Episode 167: Emotion

114128308It’s a primary theme. ‘Lobo’ talked about it as well as any of our troubadours. So did, and does, Burton Cummings.

Cummings teaches so much, partly because he doesn’t filter his emotions. His songs sometimes have odd emotional interjections within them, words and phrases that sound dis-junctive. A classic example is his 1976 single “Stand Tall”. The song is pure emotion, no editing. You could almost say that “Stand Tall” sounds un-cool. But that’s because the singer/writer is not filtering what he is feeling.

Religion at its best takes the filters off, too; and embodies healing for uncooperative turbulence within. It’s one of the reasons Christians do well to tilt towards the charismatic. But then, once the healing has begun, stipulations start to fly; and we stop up the pump again.

Well now, you just “stand tall, and for God’s sake don’t do something foolish.” Listen to Burton and feel to heal.

Episode 168: Generation Zahl

This is about a fabulous new made-for-television movie from Germany, entitled Generation War. Generation War breaks new ground. I’m not talking about its subject matter, which is young German adolescents who fought on the Russian front, and their girlfriends. No.

What I want to talk about is the writer of the show, Stefan Kolditz, and his heuristic breakthrough in understanding. It is what he calls “non-ideological access”. Kolditz is trying to understand his father’s generation, and how they felt about the war, that hell into which they were hurled just out of high school. He is trying not to judge them, from an intrinsically self-righteous position of today; but rather, to understand them. And yet he wants to hold nothing back in terms of that hell’s reality. It is an ambitious (and courageous) project.

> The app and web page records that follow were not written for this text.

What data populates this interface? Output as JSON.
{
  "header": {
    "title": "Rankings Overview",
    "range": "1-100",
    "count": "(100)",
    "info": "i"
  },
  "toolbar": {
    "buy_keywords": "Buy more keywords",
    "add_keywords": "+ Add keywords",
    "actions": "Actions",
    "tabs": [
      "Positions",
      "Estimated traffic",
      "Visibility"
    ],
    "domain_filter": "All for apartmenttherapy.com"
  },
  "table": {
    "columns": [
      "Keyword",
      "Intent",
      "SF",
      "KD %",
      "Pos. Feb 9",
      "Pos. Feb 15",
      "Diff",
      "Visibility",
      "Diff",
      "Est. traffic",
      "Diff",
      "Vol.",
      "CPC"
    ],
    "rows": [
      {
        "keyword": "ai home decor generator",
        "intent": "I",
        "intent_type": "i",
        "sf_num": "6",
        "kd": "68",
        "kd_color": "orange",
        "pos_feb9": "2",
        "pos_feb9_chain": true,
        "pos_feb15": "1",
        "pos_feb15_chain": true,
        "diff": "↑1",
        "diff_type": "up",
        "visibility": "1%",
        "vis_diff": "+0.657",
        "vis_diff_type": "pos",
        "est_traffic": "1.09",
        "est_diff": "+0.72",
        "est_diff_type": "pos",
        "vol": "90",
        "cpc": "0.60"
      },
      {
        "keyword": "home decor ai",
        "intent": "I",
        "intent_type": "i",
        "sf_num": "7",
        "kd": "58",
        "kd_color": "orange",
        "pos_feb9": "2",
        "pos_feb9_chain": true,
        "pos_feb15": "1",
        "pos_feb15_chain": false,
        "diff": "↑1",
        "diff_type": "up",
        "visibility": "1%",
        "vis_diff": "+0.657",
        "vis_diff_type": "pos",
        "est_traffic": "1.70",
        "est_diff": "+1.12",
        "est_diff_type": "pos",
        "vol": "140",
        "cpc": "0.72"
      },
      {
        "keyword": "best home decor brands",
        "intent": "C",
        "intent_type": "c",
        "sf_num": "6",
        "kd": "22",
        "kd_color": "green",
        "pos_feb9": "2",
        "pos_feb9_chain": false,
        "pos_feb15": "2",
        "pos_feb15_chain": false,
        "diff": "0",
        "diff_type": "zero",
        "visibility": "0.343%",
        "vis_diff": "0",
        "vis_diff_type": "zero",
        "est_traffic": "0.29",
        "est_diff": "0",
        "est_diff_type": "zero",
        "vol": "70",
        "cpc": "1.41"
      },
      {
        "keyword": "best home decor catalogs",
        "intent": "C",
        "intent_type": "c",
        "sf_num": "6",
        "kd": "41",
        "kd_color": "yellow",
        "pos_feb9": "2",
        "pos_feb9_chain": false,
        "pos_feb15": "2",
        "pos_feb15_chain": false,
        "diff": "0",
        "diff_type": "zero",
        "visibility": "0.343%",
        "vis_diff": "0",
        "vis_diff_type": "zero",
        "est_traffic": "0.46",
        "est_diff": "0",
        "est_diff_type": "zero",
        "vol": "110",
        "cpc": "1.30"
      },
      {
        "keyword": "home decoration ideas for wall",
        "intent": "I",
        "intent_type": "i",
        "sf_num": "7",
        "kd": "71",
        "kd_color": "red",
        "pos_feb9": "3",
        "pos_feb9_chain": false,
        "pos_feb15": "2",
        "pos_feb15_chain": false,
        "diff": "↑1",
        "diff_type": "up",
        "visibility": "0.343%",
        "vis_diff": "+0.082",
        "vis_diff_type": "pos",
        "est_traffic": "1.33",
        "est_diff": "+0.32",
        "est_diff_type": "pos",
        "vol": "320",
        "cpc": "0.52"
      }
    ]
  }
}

It sure got to me! And it got me thinking about a relatively suppressed era in my own life. “I’ll Take You There” (The Staple Singers). Sort of jimmied me open. Maybe it’ll have a parallel effect on you. It’s not remotely baleful.